A GROUP of Orange health professionals are about to embark on a unique experience on the other side of the world to provide support services for people off all ages with a mental illness in Nepal.
The seven health workers from Orange and one from Sydney have all come together in a network supported by the Rotary Club of Orange Daybreak, which has a strong commitment to projects in the country.
Leading the group will be Orange psychiatrist Dr Nicholas Burns.
“This will be such a wonderful opportunity to make a difference in the lives of people living in Nepal who don’t have access to the types of mental health support and services we have here in Australia,” Dr Burns said.
He said he was inspired by fellow health worker Robyn Murray, who volunteered in Nepal in 2012 for another program.
“When Robyn came back and told us about how the country is struggling on so many levels, I just wanted to help,” Dr Burns said.
Ms Murray said mental health services were almost non-existent in Nepal due to the lack of funding, although with the resources available, the government made an effort to monitor all the work done by the numerous international agencies based outside Nepal.
“The Rotary Club of Orange Daybreak have been fantastic in supporting us,” Ms Murray said.
While their visit to deliver advice and support will only be during a two-week period, the team members felt they had devised a program that could best support workers on the ground and could be the fore-runner to return group visits.
“It will be challenging as we don’t have the advantage of time, as we do here in Australia, when it comes to mental health programs,” Dr Burns said.
He said in the whole of Nepal, there were only about 25 psychiatrists servicing a population of around 30 million people.
Orange-based occupational therapist Yvette Black said when she heard about the program, she jumped at the chance to become involved in overseas volunteer work.
Other health professionals from Orange involved in the group, which leaves Australia on Sunday, are Robyn Jeffrey, Nanette Fogarty, Evelyne Foucaut and Peter West.

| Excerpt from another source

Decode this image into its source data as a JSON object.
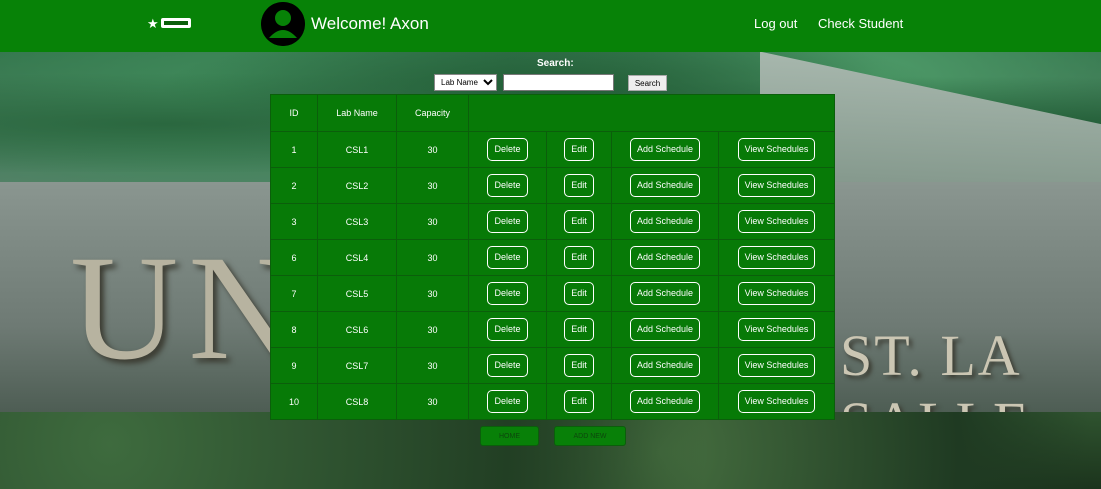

They will be joined by Julie Corkin of Sydney.
They will use Kathmandu as their base initially before moving into the poorer regions to camp out in tents and deliver their help.